* **REQUIRED ACTION**: Down to the last line, set down the material below exactly; skip the pictures.

* **INFORMATION SHOWN**:

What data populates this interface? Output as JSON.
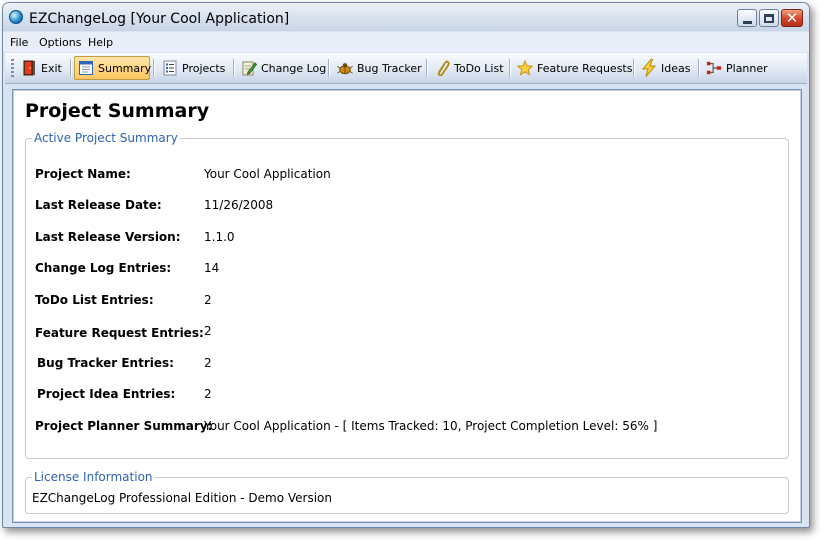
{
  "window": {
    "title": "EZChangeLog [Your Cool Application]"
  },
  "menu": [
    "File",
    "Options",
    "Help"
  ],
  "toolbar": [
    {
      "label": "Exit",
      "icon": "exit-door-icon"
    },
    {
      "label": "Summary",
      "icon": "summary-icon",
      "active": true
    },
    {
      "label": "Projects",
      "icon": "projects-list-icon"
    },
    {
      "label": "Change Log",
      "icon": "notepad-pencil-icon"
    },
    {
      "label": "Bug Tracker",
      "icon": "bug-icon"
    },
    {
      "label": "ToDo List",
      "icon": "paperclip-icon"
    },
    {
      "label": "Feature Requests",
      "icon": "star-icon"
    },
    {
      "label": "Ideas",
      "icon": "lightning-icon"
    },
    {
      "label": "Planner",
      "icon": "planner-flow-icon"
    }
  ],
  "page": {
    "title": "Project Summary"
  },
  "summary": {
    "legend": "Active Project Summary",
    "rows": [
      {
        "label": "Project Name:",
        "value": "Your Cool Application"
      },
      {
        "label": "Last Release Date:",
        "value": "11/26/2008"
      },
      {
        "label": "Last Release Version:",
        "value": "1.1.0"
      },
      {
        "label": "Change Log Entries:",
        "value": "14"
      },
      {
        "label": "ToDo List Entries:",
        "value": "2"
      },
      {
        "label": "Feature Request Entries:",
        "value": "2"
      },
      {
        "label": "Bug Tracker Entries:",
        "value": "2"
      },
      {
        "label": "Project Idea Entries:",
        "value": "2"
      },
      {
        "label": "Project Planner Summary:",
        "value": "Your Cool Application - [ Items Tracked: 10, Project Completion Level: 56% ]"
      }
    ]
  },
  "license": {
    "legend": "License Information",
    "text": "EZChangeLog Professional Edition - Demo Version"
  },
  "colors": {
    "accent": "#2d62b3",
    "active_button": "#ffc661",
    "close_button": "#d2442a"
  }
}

* **RESPONSE BOX**:
What data populates this interface? Output as JSON.
{
  "window": {
    "title": "EZChangeLog [Your Cool Application]"
  },
  "menu": [
    "File",
    "Options",
    "Help"
  ],
  "toolbar": [
    {
      "label": "Exit",
      "icon": "exit-door-icon"
    },
    {
      "label": "Summary",
      "icon": "summary-icon",
      "active": true
    },
    {
      "label": "Projects",
      "icon": "projects-list-icon"
    },
    {
      "label": "Change Log",
      "icon": "notepad-pencil-icon"
    },
    {
      "label": "Bug Tracker",
      "icon": "bug-icon"
    },
    {
      "label": "ToDo List",
      "icon": "paperclip-icon"
    },
    {
      "label": "Feature Requests",
      "icon": "star-icon"
    },
    {
      "label": "Ideas",
      "icon": "lightning-icon"
    },
    {
      "label": "Planner",
      "icon": "planner-flow-icon"
    }
  ],
  "page": {
    "title": "Project Summary"
  },
  "summary": {
    "legend": "Active Project Summary",
    "rows": [
      {
        "label": "Project Name:",
        "value": "Your Cool Application"
      },
      {
        "label": "Last Release Date:",
        "value": "11/26/2008"
      },
      {
        "label": "Last Release Version:",
        "value": "1.1.0"
      },
      {
        "label": "Change Log Entries:",
        "value": "14"
      },
      {
        "label": "ToDo List Entries:",
        "value": "2"
      },
      {
        "label": "Feature Request Entries:",
        "value": "2"
      },
      {
        "label": "Bug Tracker Entries:",
        "value": "2"
      },
      {
        "label": "Project Idea Entries:",
        "value": "2"
      },
      {
        "label": "Project Planner Summary:",
        "value": "Your Cool Application - [ Items Tracked: 10, Project Completion Level: 56% ]"
      }
    ]
  },
  "license": {
    "legend": "License Information",
    "text": "EZChangeLog Professional Edition - Demo Version"
  },
  "colors": {
    "accent": "#2d62b3",
    "active_button": "#ffc661",
    "close_button": "#d2442a"
  }
}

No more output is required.